> _TASK INSTRUCTIONS_
Nothing in the entries below may be altered; print them as they stand.

> _STUDY MATERIAL_
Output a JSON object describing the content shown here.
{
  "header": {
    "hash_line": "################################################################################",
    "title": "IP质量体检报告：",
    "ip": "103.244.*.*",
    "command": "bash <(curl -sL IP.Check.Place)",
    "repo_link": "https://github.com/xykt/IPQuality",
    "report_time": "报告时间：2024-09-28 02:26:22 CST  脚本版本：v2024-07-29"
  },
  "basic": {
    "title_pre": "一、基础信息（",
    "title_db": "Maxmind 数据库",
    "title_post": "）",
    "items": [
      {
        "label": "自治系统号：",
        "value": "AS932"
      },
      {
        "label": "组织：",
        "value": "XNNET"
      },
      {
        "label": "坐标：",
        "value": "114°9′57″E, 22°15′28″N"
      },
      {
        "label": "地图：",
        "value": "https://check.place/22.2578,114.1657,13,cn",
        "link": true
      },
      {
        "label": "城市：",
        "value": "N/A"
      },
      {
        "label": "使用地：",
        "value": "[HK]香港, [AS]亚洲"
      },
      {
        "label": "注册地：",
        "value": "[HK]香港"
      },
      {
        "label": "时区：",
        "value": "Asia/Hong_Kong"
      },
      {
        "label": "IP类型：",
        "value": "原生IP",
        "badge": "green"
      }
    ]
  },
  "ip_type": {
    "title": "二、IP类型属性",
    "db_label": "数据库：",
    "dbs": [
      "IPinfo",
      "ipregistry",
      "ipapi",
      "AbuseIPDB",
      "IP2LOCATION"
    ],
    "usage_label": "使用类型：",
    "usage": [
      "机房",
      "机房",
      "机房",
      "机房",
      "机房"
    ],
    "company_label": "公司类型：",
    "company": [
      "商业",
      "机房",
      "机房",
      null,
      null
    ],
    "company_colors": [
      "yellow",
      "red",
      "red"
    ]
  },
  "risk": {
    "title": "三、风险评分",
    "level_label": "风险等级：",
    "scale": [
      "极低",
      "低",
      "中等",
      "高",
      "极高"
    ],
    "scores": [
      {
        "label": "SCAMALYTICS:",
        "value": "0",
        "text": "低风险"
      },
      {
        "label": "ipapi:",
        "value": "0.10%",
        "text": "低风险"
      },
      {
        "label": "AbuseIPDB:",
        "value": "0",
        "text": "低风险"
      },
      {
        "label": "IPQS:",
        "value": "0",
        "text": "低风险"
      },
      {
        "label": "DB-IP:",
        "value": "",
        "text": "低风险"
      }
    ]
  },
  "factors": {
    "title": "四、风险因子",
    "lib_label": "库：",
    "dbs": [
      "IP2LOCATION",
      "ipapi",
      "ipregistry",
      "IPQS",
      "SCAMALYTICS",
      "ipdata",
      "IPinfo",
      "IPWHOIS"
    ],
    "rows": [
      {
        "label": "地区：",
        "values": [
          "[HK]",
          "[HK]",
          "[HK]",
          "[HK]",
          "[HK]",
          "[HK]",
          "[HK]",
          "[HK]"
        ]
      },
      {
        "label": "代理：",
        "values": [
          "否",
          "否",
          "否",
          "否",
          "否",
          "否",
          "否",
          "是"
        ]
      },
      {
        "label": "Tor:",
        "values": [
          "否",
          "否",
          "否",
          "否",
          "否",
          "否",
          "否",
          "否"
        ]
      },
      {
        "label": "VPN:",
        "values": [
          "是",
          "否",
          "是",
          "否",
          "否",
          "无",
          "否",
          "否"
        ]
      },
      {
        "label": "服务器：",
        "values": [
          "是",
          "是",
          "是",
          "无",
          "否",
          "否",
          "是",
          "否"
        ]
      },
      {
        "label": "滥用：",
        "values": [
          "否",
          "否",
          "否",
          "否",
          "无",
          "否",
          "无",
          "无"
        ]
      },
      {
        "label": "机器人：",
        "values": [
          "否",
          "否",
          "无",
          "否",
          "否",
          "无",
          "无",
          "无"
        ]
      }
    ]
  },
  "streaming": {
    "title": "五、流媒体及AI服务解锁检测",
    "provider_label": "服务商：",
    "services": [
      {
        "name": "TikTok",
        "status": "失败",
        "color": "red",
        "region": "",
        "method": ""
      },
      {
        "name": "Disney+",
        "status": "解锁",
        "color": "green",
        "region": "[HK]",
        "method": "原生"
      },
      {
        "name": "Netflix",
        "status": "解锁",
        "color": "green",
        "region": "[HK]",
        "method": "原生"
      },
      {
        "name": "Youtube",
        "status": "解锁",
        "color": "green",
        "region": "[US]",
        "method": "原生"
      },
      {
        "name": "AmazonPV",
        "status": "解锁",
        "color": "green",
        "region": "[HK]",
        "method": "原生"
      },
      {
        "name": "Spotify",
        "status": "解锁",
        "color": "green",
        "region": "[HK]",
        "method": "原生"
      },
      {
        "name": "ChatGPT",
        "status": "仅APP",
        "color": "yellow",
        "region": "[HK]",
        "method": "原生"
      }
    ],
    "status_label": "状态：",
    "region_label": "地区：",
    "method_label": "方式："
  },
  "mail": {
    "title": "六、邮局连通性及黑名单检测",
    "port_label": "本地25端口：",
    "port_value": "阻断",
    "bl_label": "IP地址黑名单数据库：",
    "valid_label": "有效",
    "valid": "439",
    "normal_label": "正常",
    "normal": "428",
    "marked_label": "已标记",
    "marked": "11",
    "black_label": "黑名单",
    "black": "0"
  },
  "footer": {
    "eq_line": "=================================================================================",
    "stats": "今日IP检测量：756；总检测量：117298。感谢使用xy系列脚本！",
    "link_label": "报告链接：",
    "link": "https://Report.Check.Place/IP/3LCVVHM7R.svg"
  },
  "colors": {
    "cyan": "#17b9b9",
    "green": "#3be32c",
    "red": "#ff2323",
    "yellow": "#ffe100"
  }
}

> _SOLUTION FOR THIS TASK_
Output a JSON object describing the content shown here.
{
  "header": {
    "hash_line": "################################################################################",
    "title": "IP质量体检报告：",
    "ip": "103.244.*.*",
    "command": "bash <(curl -sL IP.Check.Place)",
    "repo_link": "https://github.com/xykt/IPQuality",
    "report_time": "报告时间：2024-09-28 02:26:22 CST  脚本版本：v2024-07-29"
  },
  "basic": {
    "title_pre": "一、基础信息（",
    "title_db": "Maxmind 数据库",
    "title_post": "）",
    "items": [
      {
        "label": "自治系统号：",
        "value": "AS932"
      },
      {
        "label": "组织：",
        "value": "XNNET"
      },
      {
        "label": "坐标：",
        "value": "114°9′57″E, 22°15′28″N"
      },
      {
        "label": "地图：",
        "value": "https://check.place/22.2578,114.1657,13,cn",
        "link": true
      },
      {
        "label": "城市：",
        "value": "N/A"
      },
      {
        "label": "使用地：",
        "value": "[HK]香港, [AS]亚洲"
      },
      {
        "label": "注册地：",
        "value": "[HK]香港"
      },
      {
        "label": "时区：",
        "value": "Asia/Hong_Kong"
      },
      {
        "label": "IP类型：",
        "value": "原生IP",
        "badge": "green"
      }
    ]
  },
  "ip_type": {
    "title": "二、IP类型属性",
    "db_label": "数据库：",
    "dbs": [
      "IPinfo",
      "ipregistry",
      "ipapi",
      "AbuseIPDB",
      "IP2LOCATION"
    ],
    "usage_label": "使用类型：",
    "usage": [
      "机房",
      "机房",
      "机房",
      "机房",
      "机房"
    ],
    "company_label": "公司类型：",
    "company": [
      "商业",
      "机房",
      "机房",
      null,
      null
    ],
    "company_colors": [
      "yellow",
      "red",
      "red"
    ]
  },
  "risk": {
    "title": "三、风险评分",
    "level_label": "风险等级：",
    "scale": [
      "极低",
      "低",
      "中等",
      "高",
      "极高"
    ],
    "scores": [
      {
        "label": "SCAMALYTICS:",
        "value": "0",
        "text": "低风险"
      },
      {
        "label": "ipapi:",
        "value": "0.10%",
        "text": "低风险"
      },
      {
        "label": "AbuseIPDB:",
        "value": "0",
        "text": "低风险"
      },
      {
        "label": "IPQS:",
        "value": "0",
        "text": "低风险"
      },
      {
        "label": "DB-IP:",
        "value": "",
        "text": "低风险"
      }
    ]
  },
  "factors": {
    "title": "四、风险因子",
    "lib_label": "库：",
    "dbs": [
      "IP2LOCATION",
      "ipapi",
      "ipregistry",
      "IPQS",
      "SCAMALYTICS",
      "ipdata",
      "IPinfo",
      "IPWHOIS"
    ],
    "rows": [
      {
        "label": "地区：",
        "values": [
          "[HK]",
          "[HK]",
          "[HK]",
          "[HK]",
          "[HK]",
          "[HK]",
          "[HK]",
          "[HK]"
        ]
      },
      {
        "label": "代理：",
        "values": [
          "否",
          "否",
          "否",
          "否",
          "否",
          "否",
          "否",
          "是"
        ]
      },
      {
        "label": "Tor:",
        "values": [
          "否",
          "否",
          "否",
          "否",
          "否",
          "否",
          "否",
          "否"
        ]
      },
      {
        "label": "VPN:",
        "values": [
          "是",
          "否",
          "是",
          "否",
          "否",
          "无",
          "否",
          "否"
        ]
      },
      {
        "label": "服务器：",
        "values": [
          "是",
          "是",
          "是",
          "无",
          "否",
          "否",
          "是",
          "否"
        ]
      },
      {
        "label": "滥用：",
        "values": [
          "否",
          "否",
          "否",
          "否",
          "无",
          "否",
          "无",
          "无"
        ]
      },
      {
        "label": "机器人：",
        "values": [
          "否",
          "否",
          "无",
          "否",
          "否",
          "无",
          "无",
          "无"
        ]
      }
    ]
  },
  "streaming": {
    "title": "五、流媒体及AI服务解锁检测",
    "provider_label": "服务商：",
    "services": [
      {
        "name": "TikTok",
        "status": "失败",
        "color": "red",
        "region": "",
        "method": ""
      },
      {
        "name": "Disney+",
        "status": "解锁",
        "color": "green",
        "region": "[HK]",
        "method": "原生"
      },
      {
        "name": "Netflix",
        "status": "解锁",
        "color": "green",
        "region": "[HK]",
        "method": "原生"
      },
      {
        "name": "Youtube",
        "status": "解锁",
        "color": "green",
        "region": "[US]",
        "method": "原生"
      },
      {
        "name": "AmazonPV",
        "status": "解锁",
        "color": "green",
        "region": "[HK]",
        "method": "原生"
      },
      {
        "name": "Spotify",
        "status": "解锁",
        "color": "green",
        "region": "[HK]",
        "method": "原生"
      },
      {
        "name": "ChatGPT",
        "status": "仅APP",
        "color": "yellow",
        "region": "[HK]",
        "method": "原生"
      }
    ],
    "status_label": "状态：",
    "region_label": "地区：",
    "method_label": "方式："
  },
  "mail": {
    "title": "六、邮局连通性及黑名单检测",
    "port_label": "本地25端口：",
    "port_value": "阻断",
    "bl_label": "IP地址黑名单数据库：",
    "valid_label": "有效",
    "valid": "439",
    "normal_label": "正常",
    "normal": "428",
    "marked_label": "已标记",
    "marked": "11",
    "black_label": "黑名单",
    "black": "0"
  },
  "footer": {
    "eq_line": "=================================================================================",
    "stats": "今日IP检测量：756；总检测量：117298。感谢使用xy系列脚本！",
    "link_label": "报告链接：",
    "link": "https://Report.Check.Place/IP/3LCVVHM7R.svg"
  },
  "colors": {
    "cyan": "#17b9b9",
    "green": "#3be32c",
    "red": "#ff2323",
    "yellow": "#ffe100"
  }
}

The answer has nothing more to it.